Data about app and page elements:

::::

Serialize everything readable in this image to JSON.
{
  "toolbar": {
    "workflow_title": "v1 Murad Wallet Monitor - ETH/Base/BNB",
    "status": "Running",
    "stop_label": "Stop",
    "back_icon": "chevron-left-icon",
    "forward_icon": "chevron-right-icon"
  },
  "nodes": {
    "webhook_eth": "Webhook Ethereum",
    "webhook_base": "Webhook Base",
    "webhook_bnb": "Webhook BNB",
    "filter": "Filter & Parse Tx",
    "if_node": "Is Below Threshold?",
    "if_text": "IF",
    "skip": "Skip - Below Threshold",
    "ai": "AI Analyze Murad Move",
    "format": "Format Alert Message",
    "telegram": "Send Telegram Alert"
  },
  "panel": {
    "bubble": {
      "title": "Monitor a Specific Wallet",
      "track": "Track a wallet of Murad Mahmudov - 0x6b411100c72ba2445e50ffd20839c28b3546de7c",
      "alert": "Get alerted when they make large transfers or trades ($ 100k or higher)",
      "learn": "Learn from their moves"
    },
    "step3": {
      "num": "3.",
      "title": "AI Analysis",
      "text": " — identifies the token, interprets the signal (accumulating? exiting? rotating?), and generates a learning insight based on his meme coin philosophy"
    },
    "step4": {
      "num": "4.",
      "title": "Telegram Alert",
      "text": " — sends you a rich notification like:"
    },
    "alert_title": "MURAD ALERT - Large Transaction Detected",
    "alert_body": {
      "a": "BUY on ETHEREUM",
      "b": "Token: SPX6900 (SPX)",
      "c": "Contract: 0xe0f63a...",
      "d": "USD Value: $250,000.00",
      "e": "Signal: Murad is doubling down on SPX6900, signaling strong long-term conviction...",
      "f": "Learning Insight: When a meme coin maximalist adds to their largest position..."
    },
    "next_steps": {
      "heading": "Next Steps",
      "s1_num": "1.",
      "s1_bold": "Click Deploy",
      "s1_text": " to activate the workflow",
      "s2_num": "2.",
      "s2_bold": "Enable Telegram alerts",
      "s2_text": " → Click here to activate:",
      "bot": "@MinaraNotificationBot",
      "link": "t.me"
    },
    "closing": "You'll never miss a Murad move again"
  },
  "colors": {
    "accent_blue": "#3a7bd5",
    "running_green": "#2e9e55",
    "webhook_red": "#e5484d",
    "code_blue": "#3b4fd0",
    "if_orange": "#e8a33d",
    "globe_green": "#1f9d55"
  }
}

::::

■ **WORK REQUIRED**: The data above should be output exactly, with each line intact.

■ **EXPECTED OUTPUT**:
Serialize everything readable in this image to JSON.
{
  "toolbar": {
    "workflow_title": "v1 Murad Wallet Monitor - ETH/Base/BNB",
    "status": "Running",
    "stop_label": "Stop",
    "back_icon": "chevron-left-icon",
    "forward_icon": "chevron-right-icon"
  },
  "nodes": {
    "webhook_eth": "Webhook Ethereum",
    "webhook_base": "Webhook Base",
    "webhook_bnb": "Webhook BNB",
    "filter": "Filter & Parse Tx",
    "if_node": "Is Below Threshold?",
    "if_text": "IF",
    "skip": "Skip - Below Threshold",
    "ai": "AI Analyze Murad Move",
    "format": "Format Alert Message",
    "telegram": "Send Telegram Alert"
  },
  "panel": {
    "bubble": {
      "title": "Monitor a Specific Wallet",
      "track": "Track a wallet of Murad Mahmudov - 0x6b411100c72ba2445e50ffd20839c28b3546de7c",
      "alert": "Get alerted when they make large transfers or trades ($ 100k or higher)",
      "learn": "Learn from their moves"
    },
    "step3": {
      "num": "3.",
      "title": "AI Analysis",
      "text": " — identifies the token, interprets the signal (accumulating? exiting? rotating?), and generates a learning insight based on his meme coin philosophy"
    },
    "step4": {
      "num": "4.",
      "title": "Telegram Alert",
      "text": " — sends you a rich notification like:"
    },
    "alert_title": "MURAD ALERT - Large Transaction Detected",
    "alert_body": {
      "a": "BUY on ETHEREUM",
      "b": "Token: SPX6900 (SPX)",
      "c": "Contract: 0xe0f63a...",
      "d": "USD Value: $250,000.00",
      "e": "Signal: Murad is doubling down on SPX6900, signaling strong long-term conviction...",
      "f": "Learning Insight: When a meme coin maximalist adds to their largest position..."
    },
    "next_steps": {
      "heading": "Next Steps",
      "s1_num": "1.",
      "s1_bold": "Click Deploy",
      "s1_text": " to activate the workflow",
      "s2_num": "2.",
      "s2_bold": "Enable Telegram alerts",
      "s2_text": " → Click here to activate:",
      "bot": "@MinaraNotificationBot",
      "link": "t.me"
    },
    "closing": "You'll never miss a Murad move again"
  },
  "colors": {
    "accent_blue": "#3a7bd5",
    "running_green": "#2e9e55",
    "webhook_red": "#e5484d",
    "code_blue": "#3b4fd0",
    "if_orange": "#e8a33d",
    "globe_green": "#1f9d55"
  }
}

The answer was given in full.